(LNM-10月13日10:00)Internal Lengths & Times in Chemomechanics:Applications in Technology, Geology and Biology
报告题目：Internal Lengths & Times in Chemomechanics:Applications in Technology, Geology and Biology
报告人: Prof. E.C. Aifantis
Aristotle University of Thessaloniki, Michigan Technological University,
Beijing University of Civil Engineering and Architecture, ITMO University, Togliatti State University
The lecture outlines a number of key concepts and ideas that have not been explored so far in the area of chemomechanics or mechanochemistry, i.e. at the meeting point of mechanics and chemistry. An attempt is made to cast these ideas into an initial mathematical framework for describing a variety of coupled chemomechanical phenomena occurring in engineering materials, in the earth crust and in the human body.
The new viewpoint advanced here is that in order to capture and control chemomechanical instabilities across the scale and material spectrum we need to resort to internal length and time scales associated with the evolution of the system. One convenient way to account for this is through the introduction of second spatial (Laplacian) and time (inertia) derivatives of the pertinent mechanical, chemistry and structural variables in the constitutive equations describing the evolution of the chemomechanical system at hand.

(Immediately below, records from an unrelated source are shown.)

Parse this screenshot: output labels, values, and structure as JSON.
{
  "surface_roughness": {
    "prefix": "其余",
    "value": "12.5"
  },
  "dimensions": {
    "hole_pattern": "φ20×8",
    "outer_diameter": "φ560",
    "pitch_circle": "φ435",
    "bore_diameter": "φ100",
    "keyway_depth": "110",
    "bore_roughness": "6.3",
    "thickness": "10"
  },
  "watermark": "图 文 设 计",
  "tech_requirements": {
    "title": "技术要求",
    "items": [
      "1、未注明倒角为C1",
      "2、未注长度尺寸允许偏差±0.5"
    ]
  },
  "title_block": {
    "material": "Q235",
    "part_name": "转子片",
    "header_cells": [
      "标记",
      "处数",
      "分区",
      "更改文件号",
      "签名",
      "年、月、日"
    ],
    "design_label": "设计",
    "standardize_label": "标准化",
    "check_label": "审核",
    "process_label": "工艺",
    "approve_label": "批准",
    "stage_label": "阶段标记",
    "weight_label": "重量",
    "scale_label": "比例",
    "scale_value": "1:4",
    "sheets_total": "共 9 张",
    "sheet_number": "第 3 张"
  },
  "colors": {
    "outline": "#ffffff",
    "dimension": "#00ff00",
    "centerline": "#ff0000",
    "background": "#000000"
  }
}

When differential equations are not available for describing material behavior, Tsallis non-extensive thermodynamic formulation is employed to characterize statistical properties. The extension of the approach to consider fractional derivatives and fractal media is explored.

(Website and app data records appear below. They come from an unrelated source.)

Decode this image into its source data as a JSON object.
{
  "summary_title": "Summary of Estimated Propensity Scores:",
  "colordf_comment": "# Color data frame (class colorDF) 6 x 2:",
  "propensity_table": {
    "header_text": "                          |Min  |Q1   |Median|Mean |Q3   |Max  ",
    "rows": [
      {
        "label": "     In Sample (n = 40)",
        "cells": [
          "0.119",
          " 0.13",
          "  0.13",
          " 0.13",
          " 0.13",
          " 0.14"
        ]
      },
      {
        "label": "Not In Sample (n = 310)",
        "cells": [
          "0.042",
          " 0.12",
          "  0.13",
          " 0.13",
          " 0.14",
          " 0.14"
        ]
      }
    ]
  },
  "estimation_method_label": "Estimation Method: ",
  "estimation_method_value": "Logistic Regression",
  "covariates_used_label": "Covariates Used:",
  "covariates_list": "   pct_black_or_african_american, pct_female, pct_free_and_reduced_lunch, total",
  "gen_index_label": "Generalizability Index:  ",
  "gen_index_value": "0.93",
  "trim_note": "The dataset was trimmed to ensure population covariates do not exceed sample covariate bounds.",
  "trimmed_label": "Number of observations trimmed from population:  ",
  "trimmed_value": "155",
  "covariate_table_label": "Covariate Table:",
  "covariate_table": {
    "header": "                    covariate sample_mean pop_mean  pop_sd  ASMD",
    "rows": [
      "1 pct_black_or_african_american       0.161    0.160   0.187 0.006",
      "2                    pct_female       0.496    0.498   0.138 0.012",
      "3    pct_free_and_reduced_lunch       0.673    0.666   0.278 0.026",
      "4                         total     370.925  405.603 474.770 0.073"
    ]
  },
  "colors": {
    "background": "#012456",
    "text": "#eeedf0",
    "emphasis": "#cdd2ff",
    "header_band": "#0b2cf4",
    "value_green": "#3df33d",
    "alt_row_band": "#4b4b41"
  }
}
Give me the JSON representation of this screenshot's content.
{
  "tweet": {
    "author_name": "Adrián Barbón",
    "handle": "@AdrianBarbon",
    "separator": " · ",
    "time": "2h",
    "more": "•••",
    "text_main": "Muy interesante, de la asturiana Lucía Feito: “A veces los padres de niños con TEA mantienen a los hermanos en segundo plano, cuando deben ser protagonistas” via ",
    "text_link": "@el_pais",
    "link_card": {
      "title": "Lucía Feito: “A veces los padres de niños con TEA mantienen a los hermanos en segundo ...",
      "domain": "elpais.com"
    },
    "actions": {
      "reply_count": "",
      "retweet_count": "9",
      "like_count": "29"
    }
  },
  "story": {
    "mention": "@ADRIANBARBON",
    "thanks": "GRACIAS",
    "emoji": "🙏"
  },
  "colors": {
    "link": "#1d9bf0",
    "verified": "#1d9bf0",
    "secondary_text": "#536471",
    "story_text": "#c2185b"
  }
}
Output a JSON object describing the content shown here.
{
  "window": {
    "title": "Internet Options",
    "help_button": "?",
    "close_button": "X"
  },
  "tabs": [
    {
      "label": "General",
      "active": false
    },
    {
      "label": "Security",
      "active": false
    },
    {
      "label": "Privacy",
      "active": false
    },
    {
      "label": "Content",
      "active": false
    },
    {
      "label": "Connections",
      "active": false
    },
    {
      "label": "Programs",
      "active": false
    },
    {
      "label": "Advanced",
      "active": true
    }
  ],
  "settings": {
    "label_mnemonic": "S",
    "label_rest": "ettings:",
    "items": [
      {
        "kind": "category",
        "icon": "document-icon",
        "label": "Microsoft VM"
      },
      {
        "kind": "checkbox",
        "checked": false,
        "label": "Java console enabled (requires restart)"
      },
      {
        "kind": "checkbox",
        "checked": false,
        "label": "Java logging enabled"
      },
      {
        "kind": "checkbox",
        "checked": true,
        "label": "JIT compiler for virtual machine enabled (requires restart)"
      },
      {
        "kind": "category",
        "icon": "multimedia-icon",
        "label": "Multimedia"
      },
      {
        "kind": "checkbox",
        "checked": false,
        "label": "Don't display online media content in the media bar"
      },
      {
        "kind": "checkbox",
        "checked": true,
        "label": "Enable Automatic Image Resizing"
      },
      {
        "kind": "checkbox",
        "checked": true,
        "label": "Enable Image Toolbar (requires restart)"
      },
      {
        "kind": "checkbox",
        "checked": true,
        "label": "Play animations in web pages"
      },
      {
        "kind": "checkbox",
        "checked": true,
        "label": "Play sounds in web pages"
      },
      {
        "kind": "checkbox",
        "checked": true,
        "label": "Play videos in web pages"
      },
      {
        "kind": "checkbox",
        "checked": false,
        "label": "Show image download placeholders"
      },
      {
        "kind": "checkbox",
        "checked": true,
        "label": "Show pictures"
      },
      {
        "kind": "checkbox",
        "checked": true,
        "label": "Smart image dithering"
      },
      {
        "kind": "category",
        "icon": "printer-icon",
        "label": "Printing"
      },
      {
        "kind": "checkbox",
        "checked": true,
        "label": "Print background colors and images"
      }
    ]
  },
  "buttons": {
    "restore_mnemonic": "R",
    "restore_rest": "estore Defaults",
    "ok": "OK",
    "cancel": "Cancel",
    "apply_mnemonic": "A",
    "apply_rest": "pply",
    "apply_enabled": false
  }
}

Examples to discuss include stress corrosion cracking, phase separation in lithium-ion electrodes, and fracture of microcrystals with five-fold symmetry used as catalysts. An adaptation of the approach to consider chemomechanical damage of brain tissue and neural cell modeling is described.
Elias Aifantis is a Professor of Mechanics at the Aristotle University and has been a Distinguished Research Professor of Engineering at Michigan Tech until 2010. Prior to that he held faculty appointments at the University of Minnesota and the University of Illinois at Urbana-Champaign. He has received his Diploma on Mining & Metallurgy in 1973 from the NTU-Athens, and his PhD on Chemical Engineering and Materials Science from the University of Minnesota in 1975. He has published ~550 articles in journal and proceedings [citations: ~ 8505/ISI, ~8680/SCOPUS; h-index: 47/ISI, 46/SCOPUS]. He is included in the Thomson Reuters list of Highly Cited Researchers in Engineering. He quoted the terms "material instabilities", "dislocation patterning", "chemomechanics", "nanomechanics" and helped promoting the scientific disciplines know today as "gradient elasticity" and "gradient plasticity", through his early papers on these subjects in 1984 and 1992 respectively.